A few questions about coroutines

So I’m looking to use coroutines for a light cycle I have- once it turns night time, all the lights need to have some smooth transition, so I was planning to have said coroutine run a little smoothly timed transition, probably in a for loop with a small wait time.

I was looking through coroutines and decided to use coroutine.wrap() and set that up as a function (“TurnOn”). However, trying to run this multiple times yields “cannot resume dead thread”.

This has caused me to come about a few questions that would be nice answered:

  • Can I not use a .wrap() coroutine multiple times? If I can, how would I go about doing this?
  • Once a coroutine is “dead” does that mean it is no longer running, at all, so I can create a new one without performance hits of a continously running thread?
  • Is it bad to have a few coroutines- because of the issue, I made it so that it creates a new “TurnOn” coroutine.wrap() each time it needs to be ran on another thread, but I was thinking that this would be bad, performance wise

All help appreciated :slight_smile:

3 Likes
  1. You can use coroutines several times, I use them a lot. What I generally do is something like this
local a = coroutine.wrap(function() -- i tend to name it a since i generally only need to run it once
-- do stuff
end)
a() -- call the coroutine
  1. A coroutine dies when it completes itself without yielding. You can create a new one.
  2. I don’t think they’re bad for performance. In my eyes it seems better since it runs faster.

Coroutines are very useful. Let me give you one example.

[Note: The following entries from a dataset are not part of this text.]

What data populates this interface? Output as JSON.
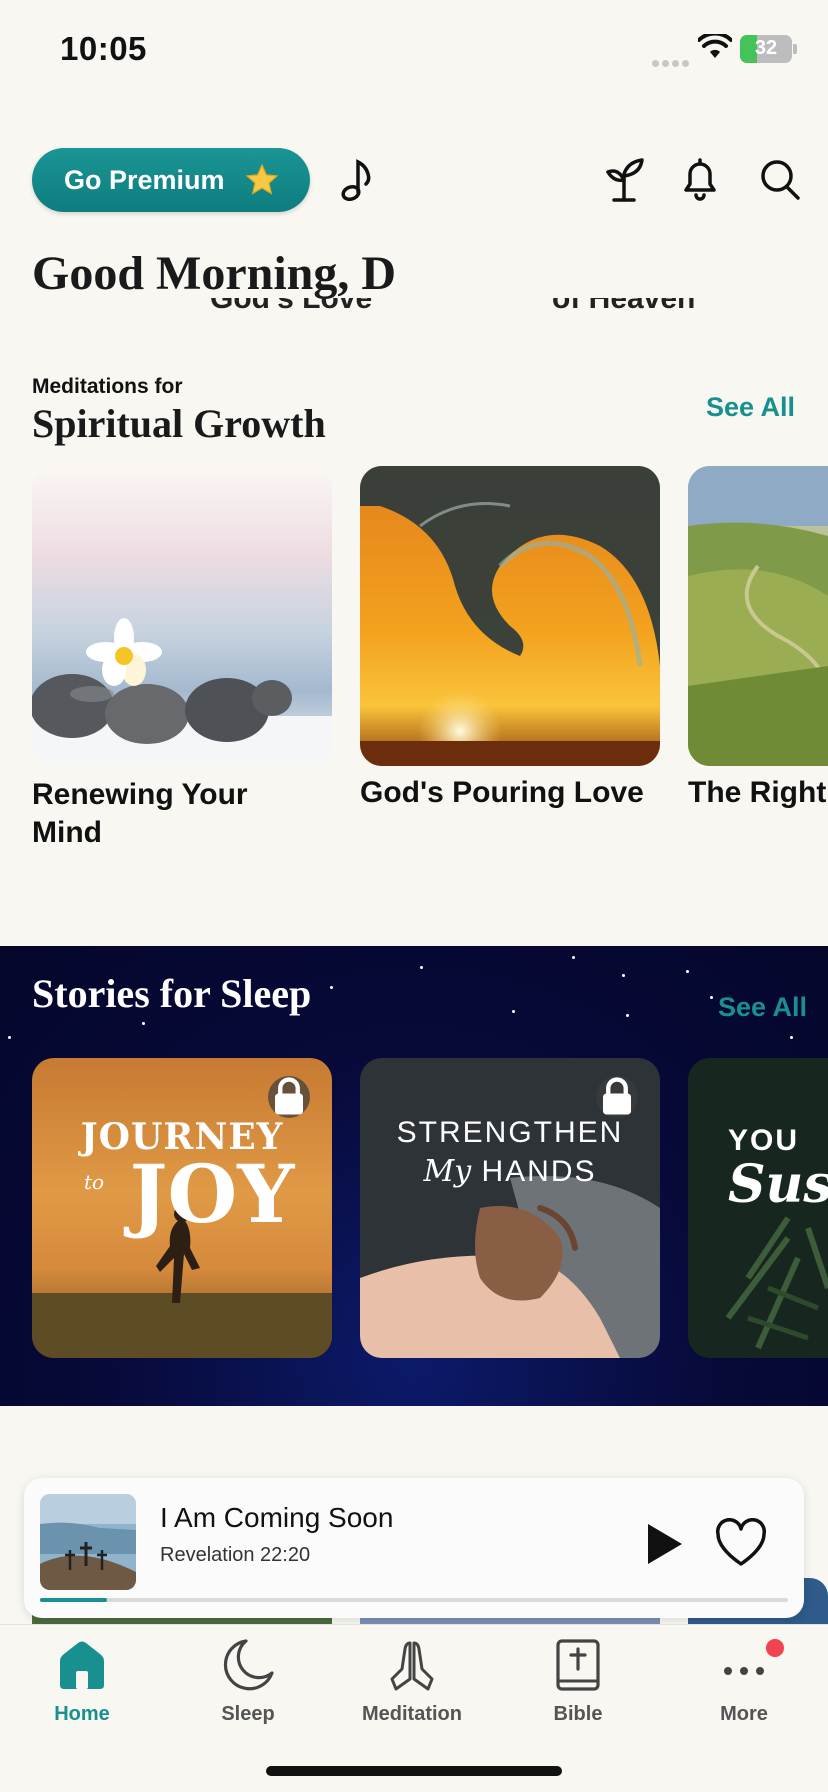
{
  "status_bar": {
    "time": "10:05",
    "battery": "32",
    "battery_percent": 32
  },
  "header": {
    "premium_label": "Go Premium",
    "greeting": "Good Morning, D"
  },
  "ghost_row": {
    "left": "God's Love",
    "right": "of Heaven"
  },
  "spiritual": {
    "kicker": "Meditations for",
    "title": "Spiritual Growth",
    "see_all": "See All",
    "cards": [
      {
        "title": "Renewing Your Mind"
      },
      {
        "title": "God's Pouring Love"
      },
      {
        "title": "The Right"
      }
    ]
  },
  "sleep": {
    "title": "Stories for Sleep",
    "see_all": "See All",
    "cards": [
      {
        "line1": "JOURNEY",
        "line2_small": "to",
        "line2": "JOY"
      },
      {
        "line1": "STRENGTHEN",
        "line2_small": "My",
        "line2": "HANDS"
      },
      {
        "line1": "YOU",
        "line2": "Sus"
      }
    ]
  },
  "player": {
    "title": "I Am Coming Soon",
    "subtitle": "Revelation 22:20",
    "progress": 0.09
  },
  "tabs": [
    {
      "label": "Home",
      "active": true
    },
    {
      "label": "Sleep"
    },
    {
      "label": "Meditation"
    },
    {
      "label": "Bible"
    },
    {
      "label": "More"
    }
  ],
  "colors": {
    "accent": "#17908f",
    "badge": "#f04452",
    "night": "#070a3a"
  },
  "icons": [
    "star-icon",
    "music-note-icon",
    "sprout-icon",
    "bell-icon",
    "search-icon",
    "lock-icon",
    "play-icon",
    "heart-icon",
    "home-icon",
    "moon-icon",
    "praying-hands-icon",
    "bible-icon",
    "more-icon"
  ]
}
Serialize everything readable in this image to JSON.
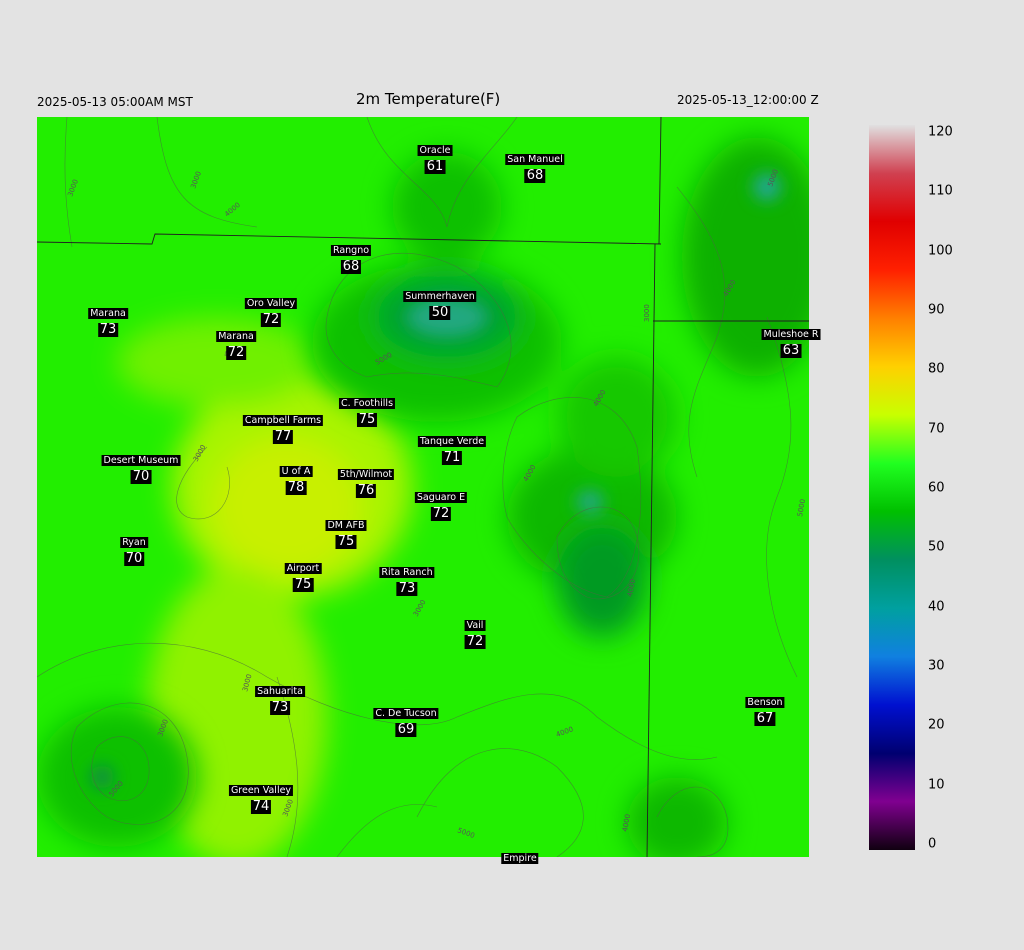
{
  "header": {
    "left": "2025-05-13 05:00AM MST",
    "title": "2m Temperature(F)",
    "right": "2025-05-13_12:00:00 Z"
  },
  "stations": [
    {
      "name": "Oracle",
      "value": "61"
    },
    {
      "name": "San Manuel",
      "value": "68"
    },
    {
      "name": "Rangno",
      "value": "68"
    },
    {
      "name": "Summerhaven",
      "value": "50"
    },
    {
      "name": "Marana",
      "value": "73"
    },
    {
      "name": "Oro Valley",
      "value": "72"
    },
    {
      "name": "Marana",
      "value": "72"
    },
    {
      "name": "Muleshoe R",
      "value": "63"
    },
    {
      "name": "C. Foothills",
      "value": "75"
    },
    {
      "name": "Campbell Farms",
      "value": "77"
    },
    {
      "name": "Tanque Verde",
      "value": "71"
    },
    {
      "name": "Desert Museum",
      "value": "70"
    },
    {
      "name": "U of A",
      "value": "78"
    },
    {
      "name": "5th/Wilmot",
      "value": "76"
    },
    {
      "name": "Saguaro E",
      "value": "72"
    },
    {
      "name": "DM AFB",
      "value": "75"
    },
    {
      "name": "Ryan",
      "value": "70"
    },
    {
      "name": "Airport",
      "value": "75"
    },
    {
      "name": "Rita Ranch",
      "value": "73"
    },
    {
      "name": "Vail",
      "value": "72"
    },
    {
      "name": "Sahuarita",
      "value": "73"
    },
    {
      "name": "C. De Tucson",
      "value": "69"
    },
    {
      "name": "Benson",
      "value": "67"
    },
    {
      "name": "Green Valley",
      "value": "74"
    },
    {
      "name": "Empire",
      "value": ""
    }
  ],
  "contour_labels": [
    "3000",
    "3000",
    "4000",
    "4000",
    "5000",
    "3000",
    "4000",
    "4000",
    "3000",
    "3000",
    "3000",
    "4000",
    "5000",
    "4000",
    "3000",
    "4000",
    "5000",
    "5000",
    "5000",
    "4000",
    "3000"
  ],
  "colorbar": {
    "ticks": [
      "120",
      "110",
      "100",
      "90",
      "80",
      "70",
      "60",
      "50",
      "40",
      "30",
      "20",
      "10",
      "0"
    ],
    "stops": [
      "#e0e0e0",
      "#d04050",
      "#e00000",
      "#ff2000",
      "#ff8000",
      "#ffd000",
      "#c8ff00",
      "#20ff20",
      "#00c000",
      "#009060",
      "#00a0a0",
      "#1080e0",
      "#0010d0",
      "#000070",
      "#800090",
      "#100010"
    ]
  },
  "colors": {
    "background": "#e3e3e3",
    "warm_field": "#c8f000",
    "mid_field": "#20ee00",
    "cool_field": "#00b000",
    "mountain": "#20a880"
  }
}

In one of my gun scripts, I have the gun shoot the ray and right before I do the damage stuff I setup and call a coroutine the formats the visible part. I do this so it doesn’t yield the code and the script can go on and calculate damage while the player gets the feedback they need.

Also, can you send your coroutine script?

3 Likes

So if I wanted to use the following coroutine multiple times, how would I do that?

local FadeIn = coroutine.wrap(function()
    print("Fading On")
    wait(2)
    print("Fading Off")
end

Would I put coroutine.yield at the end of the coroutine or outside the coroutine? I’m wanting to call this function multiple times.

If you want to call this multiple times, this is probably what I would do

local function FadeIn()
	local a = coroutine.wrap(function()
	print("Fading On")
	wait(2)
	print("Fading Off")
	end)
	a()
end

FadeIn()

The reason why I put it in a function is that so it makes the coroutine again so we don’t get the dead coroutine error since you need to call this several times. If you have any other questions, feel free to ask!

7 Likes

Cheers! That answered things pretty well. :slight_smile:

If anyone else wants to add anything, feel free

2 Likes

Hal is replying, and he probably has a better answer :eyes:

1 Like

PiL- Programming in Lua : 9.1
Wiki - Documentation - Roblox Creator Hub
Wiki Documentation - coroutine | Documentation - Roblox Creator Hub

Once a thread is dead you can no longer resume it. A thread becomes dead once it returns from the function or the function ends.

Using several threads shouldn’t be an issue, but you may want to re use the threads.

You can create a coroutine which you can call an unlimited amount of time with a while true do loop.

local coro = coroutine.wrap(function(arg)
    while true do
        --logic
        arg = coroutine.yield(--[[returns for the function]])
    end
end)

If you need a new thread, just create a new thread. If each thread is cheap (in terms of performance), you can have atleast a thousand without any issues. (just make sure they don’t stay around forever so you don’t get a memory leak)

9 Likes

Yo, I was wondering if this might cause potential data loss, or if you know it just works as intended?